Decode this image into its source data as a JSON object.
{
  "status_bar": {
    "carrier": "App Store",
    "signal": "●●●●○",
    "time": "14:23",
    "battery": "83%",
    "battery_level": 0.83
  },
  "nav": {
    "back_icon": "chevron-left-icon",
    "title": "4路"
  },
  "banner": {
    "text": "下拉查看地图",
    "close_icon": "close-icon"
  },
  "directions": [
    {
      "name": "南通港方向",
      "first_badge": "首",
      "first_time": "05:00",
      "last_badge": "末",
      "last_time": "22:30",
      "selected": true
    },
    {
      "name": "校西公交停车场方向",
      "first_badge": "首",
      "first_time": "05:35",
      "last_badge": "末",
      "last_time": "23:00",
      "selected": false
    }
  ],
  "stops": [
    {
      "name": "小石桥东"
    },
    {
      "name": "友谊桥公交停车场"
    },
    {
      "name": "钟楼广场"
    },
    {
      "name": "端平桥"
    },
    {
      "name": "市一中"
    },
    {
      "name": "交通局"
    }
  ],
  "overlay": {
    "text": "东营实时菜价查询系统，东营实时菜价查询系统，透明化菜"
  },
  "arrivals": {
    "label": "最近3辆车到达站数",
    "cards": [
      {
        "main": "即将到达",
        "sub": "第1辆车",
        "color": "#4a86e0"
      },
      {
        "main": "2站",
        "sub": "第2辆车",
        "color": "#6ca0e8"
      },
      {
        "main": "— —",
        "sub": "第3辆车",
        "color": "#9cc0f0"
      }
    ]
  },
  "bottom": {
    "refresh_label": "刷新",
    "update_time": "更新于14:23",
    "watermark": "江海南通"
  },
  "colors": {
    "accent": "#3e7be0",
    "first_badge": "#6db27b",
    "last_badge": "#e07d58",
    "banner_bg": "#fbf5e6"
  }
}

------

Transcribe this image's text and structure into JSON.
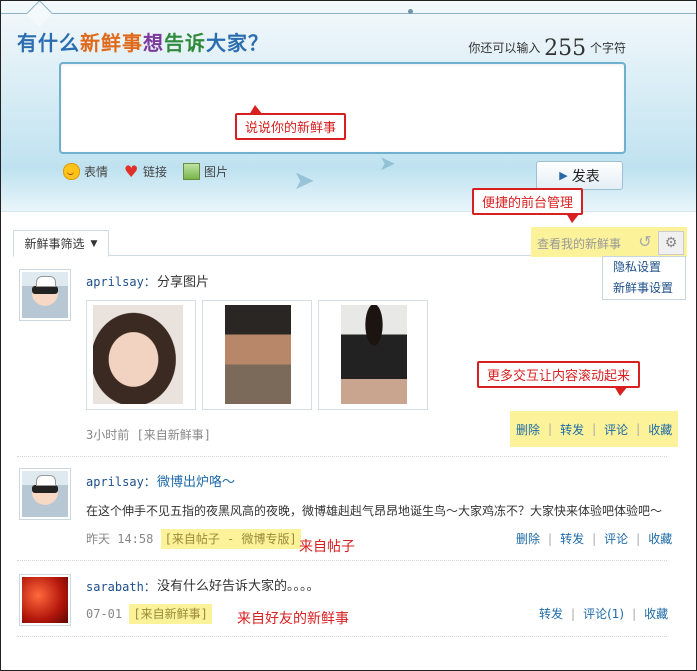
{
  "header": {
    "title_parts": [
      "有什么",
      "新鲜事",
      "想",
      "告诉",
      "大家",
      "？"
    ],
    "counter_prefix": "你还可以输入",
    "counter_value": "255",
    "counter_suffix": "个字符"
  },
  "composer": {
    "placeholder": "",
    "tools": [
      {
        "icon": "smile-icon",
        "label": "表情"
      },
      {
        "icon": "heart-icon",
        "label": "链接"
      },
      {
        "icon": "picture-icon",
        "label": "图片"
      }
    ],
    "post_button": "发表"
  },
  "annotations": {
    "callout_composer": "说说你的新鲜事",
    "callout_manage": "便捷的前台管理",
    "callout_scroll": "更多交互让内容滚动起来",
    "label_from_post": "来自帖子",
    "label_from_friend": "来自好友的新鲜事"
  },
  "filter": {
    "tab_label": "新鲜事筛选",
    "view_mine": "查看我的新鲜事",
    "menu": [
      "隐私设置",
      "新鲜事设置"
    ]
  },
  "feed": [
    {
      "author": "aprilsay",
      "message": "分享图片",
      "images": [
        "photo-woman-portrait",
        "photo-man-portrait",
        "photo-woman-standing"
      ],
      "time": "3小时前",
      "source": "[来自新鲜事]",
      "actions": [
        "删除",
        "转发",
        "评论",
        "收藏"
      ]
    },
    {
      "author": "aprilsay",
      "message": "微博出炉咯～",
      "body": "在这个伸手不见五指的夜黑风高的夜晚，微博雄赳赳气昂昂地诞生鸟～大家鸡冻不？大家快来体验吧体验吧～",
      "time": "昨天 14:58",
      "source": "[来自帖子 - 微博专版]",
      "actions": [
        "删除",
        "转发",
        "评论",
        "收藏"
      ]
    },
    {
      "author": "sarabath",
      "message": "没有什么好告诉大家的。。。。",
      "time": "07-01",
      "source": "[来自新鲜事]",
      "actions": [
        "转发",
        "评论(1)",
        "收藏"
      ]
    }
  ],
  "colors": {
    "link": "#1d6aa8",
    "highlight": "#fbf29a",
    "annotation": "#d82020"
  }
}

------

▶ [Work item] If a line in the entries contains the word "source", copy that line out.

▶ [Answer box]
Decode this image into its source data as a JSON object.
      "source": "[来自新鲜事]",
      "source": "[来自帖子 - 微博专版]",
      "source": "[来自新鲜事]",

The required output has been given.